Entries taken from a collection
-- Opening Marker --
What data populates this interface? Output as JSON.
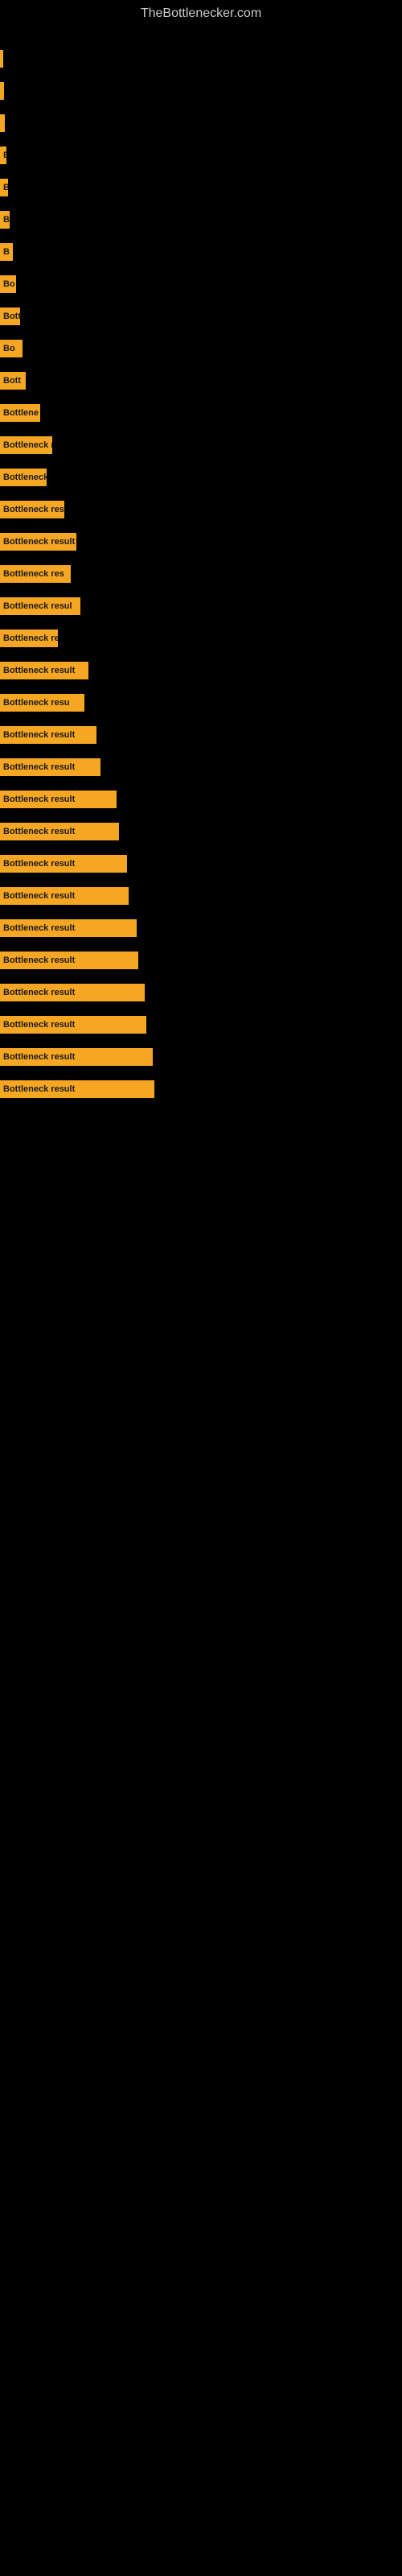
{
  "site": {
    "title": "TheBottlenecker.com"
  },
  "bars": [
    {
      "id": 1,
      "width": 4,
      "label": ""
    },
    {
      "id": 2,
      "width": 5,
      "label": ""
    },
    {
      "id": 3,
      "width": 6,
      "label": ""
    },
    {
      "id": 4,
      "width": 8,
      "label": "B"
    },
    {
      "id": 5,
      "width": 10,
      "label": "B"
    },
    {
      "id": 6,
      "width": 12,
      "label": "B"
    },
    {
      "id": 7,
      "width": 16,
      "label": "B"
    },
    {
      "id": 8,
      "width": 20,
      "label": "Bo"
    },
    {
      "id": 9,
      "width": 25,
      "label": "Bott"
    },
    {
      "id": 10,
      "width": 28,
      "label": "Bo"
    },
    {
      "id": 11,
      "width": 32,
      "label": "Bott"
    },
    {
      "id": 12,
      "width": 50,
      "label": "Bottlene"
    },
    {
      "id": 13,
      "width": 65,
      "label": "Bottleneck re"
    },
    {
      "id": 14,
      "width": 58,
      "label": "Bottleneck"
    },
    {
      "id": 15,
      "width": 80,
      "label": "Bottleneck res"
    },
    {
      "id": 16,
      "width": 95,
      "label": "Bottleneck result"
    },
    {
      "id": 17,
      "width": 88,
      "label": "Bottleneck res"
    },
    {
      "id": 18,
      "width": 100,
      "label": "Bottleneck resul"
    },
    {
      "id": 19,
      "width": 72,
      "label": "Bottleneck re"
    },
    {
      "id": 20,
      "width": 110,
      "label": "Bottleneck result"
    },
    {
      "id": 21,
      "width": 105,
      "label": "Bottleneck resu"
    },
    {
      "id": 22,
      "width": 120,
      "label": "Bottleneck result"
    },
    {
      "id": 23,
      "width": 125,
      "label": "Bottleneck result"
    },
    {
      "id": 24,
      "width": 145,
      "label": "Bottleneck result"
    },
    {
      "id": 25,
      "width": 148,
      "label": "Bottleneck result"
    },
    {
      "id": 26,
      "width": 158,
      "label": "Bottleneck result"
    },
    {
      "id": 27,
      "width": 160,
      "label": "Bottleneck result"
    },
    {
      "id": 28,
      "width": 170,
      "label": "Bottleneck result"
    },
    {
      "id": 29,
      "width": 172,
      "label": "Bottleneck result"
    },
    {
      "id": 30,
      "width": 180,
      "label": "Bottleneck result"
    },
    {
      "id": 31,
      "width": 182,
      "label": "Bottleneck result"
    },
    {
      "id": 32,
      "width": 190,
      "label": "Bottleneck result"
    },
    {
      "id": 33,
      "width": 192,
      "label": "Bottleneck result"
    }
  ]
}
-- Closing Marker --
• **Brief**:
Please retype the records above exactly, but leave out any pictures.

• **Result of this task**:
What data populates this interface? Output as JSON.
{
  "site": {
    "title": "TheBottlenecker.com"
  },
  "bars": [
    {
      "id": 1,
      "width": 4,
      "label": ""
    },
    {
      "id": 2,
      "width": 5,
      "label": ""
    },
    {
      "id": 3,
      "width": 6,
      "label": ""
    },
    {
      "id": 4,
      "width": 8,
      "label": "B"
    },
    {
      "id": 5,
      "width": 10,
      "label": "B"
    },
    {
      "id": 6,
      "width": 12,
      "label": "B"
    },
    {
      "id": 7,
      "width": 16,
      "label": "B"
    },
    {
      "id": 8,
      "width": 20,
      "label": "Bo"
    },
    {
      "id": 9,
      "width": 25,
      "label": "Bott"
    },
    {
      "id": 10,
      "width": 28,
      "label": "Bo"
    },
    {
      "id": 11,
      "width": 32,
      "label": "Bott"
    },
    {
      "id": 12,
      "width": 50,
      "label": "Bottlene"
    },
    {
      "id": 13,
      "width": 65,
      "label": "Bottleneck re"
    },
    {
      "id": 14,
      "width": 58,
      "label": "Bottleneck"
    },
    {
      "id": 15,
      "width": 80,
      "label": "Bottleneck res"
    },
    {
      "id": 16,
      "width": 95,
      "label": "Bottleneck result"
    },
    {
      "id": 17,
      "width": 88,
      "label": "Bottleneck res"
    },
    {
      "id": 18,
      "width": 100,
      "label": "Bottleneck resul"
    },
    {
      "id": 19,
      "width": 72,
      "label": "Bottleneck re"
    },
    {
      "id": 20,
      "width": 110,
      "label": "Bottleneck result"
    },
    {
      "id": 21,
      "width": 105,
      "label": "Bottleneck resu"
    },
    {
      "id": 22,
      "width": 120,
      "label": "Bottleneck result"
    },
    {
      "id": 23,
      "width": 125,
      "label": "Bottleneck result"
    },
    {
      "id": 24,
      "width": 145,
      "label": "Bottleneck result"
    },
    {
      "id": 25,
      "width": 148,
      "label": "Bottleneck result"
    },
    {
      "id": 26,
      "width": 158,
      "label": "Bottleneck result"
    },
    {
      "id": 27,
      "width": 160,
      "label": "Bottleneck result"
    },
    {
      "id": 28,
      "width": 170,
      "label": "Bottleneck result"
    },
    {
      "id": 29,
      "width": 172,
      "label": "Bottleneck result"
    },
    {
      "id": 30,
      "width": 180,
      "label": "Bottleneck result"
    },
    {
      "id": 31,
      "width": 182,
      "label": "Bottleneck result"
    },
    {
      "id": 32,
      "width": 190,
      "label": "Bottleneck result"
    },
    {
      "id": 33,
      "width": 192,
      "label": "Bottleneck result"
    }
  ]
}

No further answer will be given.